I have decided, fairly precipitously this morning whilst trying to find something which may or may not exist that it is time to clean out my scrap basket.

Like all sewists and crafters, I have an endless supply of scraps and every now and then, the cup runneth over.

So I am setting myself a challenge to make some meaningful sewn item each week using the contents of my scrap basket and NOTHING ELSE!

Without further ado, let me introduce the star of the show...small scrap basket.

As you can see, it is not enormous but I have a lot crammed in there and I want to see what I can come up with. I love challenges like this because I force myself to be really creative and actually think. Anyone can buy everything new and then cut into a lovely new piece of fabric on every whim.
I have another stash of scraps of wadding, backing and linen pieces and because they are scraps too, I am including them in my challenge. They just didn't look so good in their photo!

Okay, let's get on with it shall we?  Here is a first glimpse of the project...

This week, I am making Zakka coasters using linen bits, some binding from the last six quilts (I always have a bit left over and I keep this in a box). I have some winter white polar fleece which I am using for wadding and that's about it really.
You will also need a water soluble marker and something round to draw around (about 11cm wide). Set your machine up for free motion embroidery.

Step one is to go through the stash and find pieces. I am making the coasters 11cm wide because I have enough linen scraps to make six coasters of this size. You can make them any size at all.

Step two is to layer a piece of linen, a piece of polar fleece and a piece of plain backing fabric and pin them. Use the water soluble marker to draw a circle on at the same time.
Now, begin in the centre and draw a spiral radiating to the outer edge of the circle like this....

With your sewing machine set up just right for your model (I cannot give specifics here), sew along the spiral to the outside. Stabilise the edge too. Then cut the coaster out, just outside of the line.

I have one here with the front and the back visible so that you can see what I mean. You will notice that the sewing line is not super perfect, it isn't supposed to be, it should look hand drawn, almost doodled.

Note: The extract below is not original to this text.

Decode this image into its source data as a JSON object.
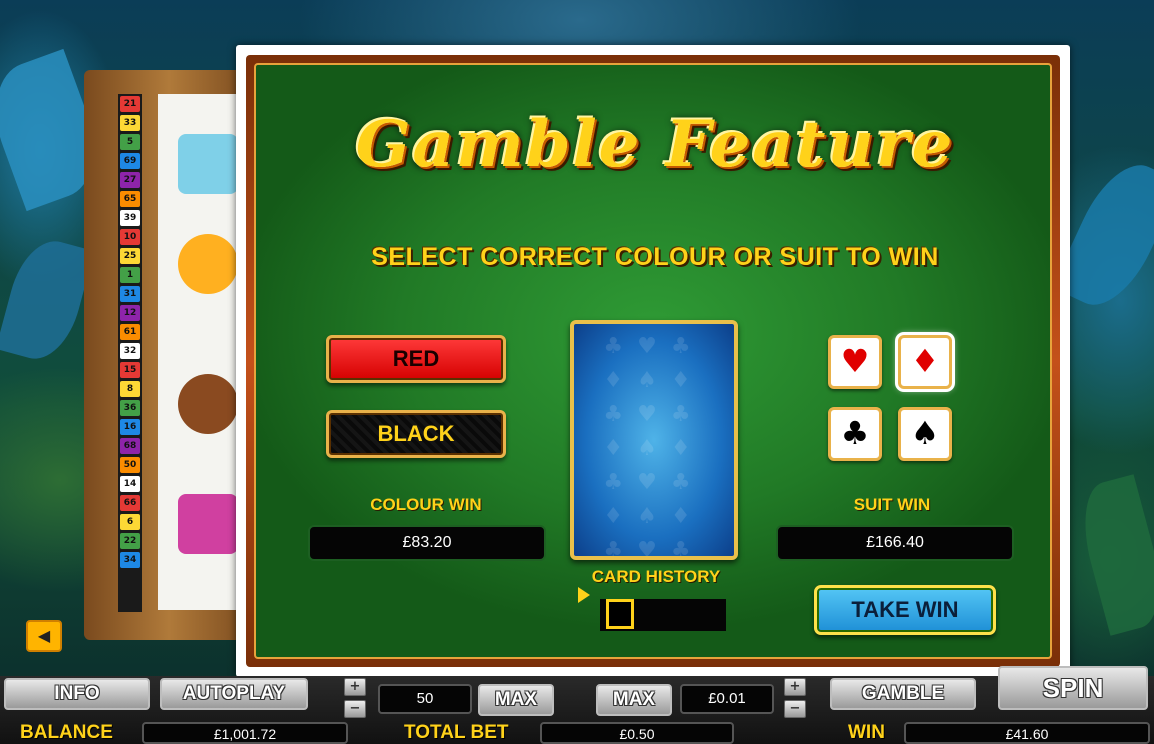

The next and last step is to bind with bias binding. As I mentioned earlier, I always have bits over from larger quilt projects and it was not hard to find the right colours. I have chosen some primary and secondary colours from the stash but you can choose any at all. The idea of having them all different was that I wasn't sure how much I could lay my hands on without breaking the challenge rule.

When the binding is on, it really looks the business! I always hand bind my quilts because I like it but the choice is up to you.

This is a dead easy and very stylish project which anyone can attempt. Most sewists will have everything that they need. If linen is not to hand, try osnaburg or even calico. Indian Head Cloth looks nice and this project will work in just about any solid colour so don't be put off. Just dig deep into the stash and see what you can find.

Coming Next Time......
A heart mug rug with a rainbow centre.

Thanks for stopping by!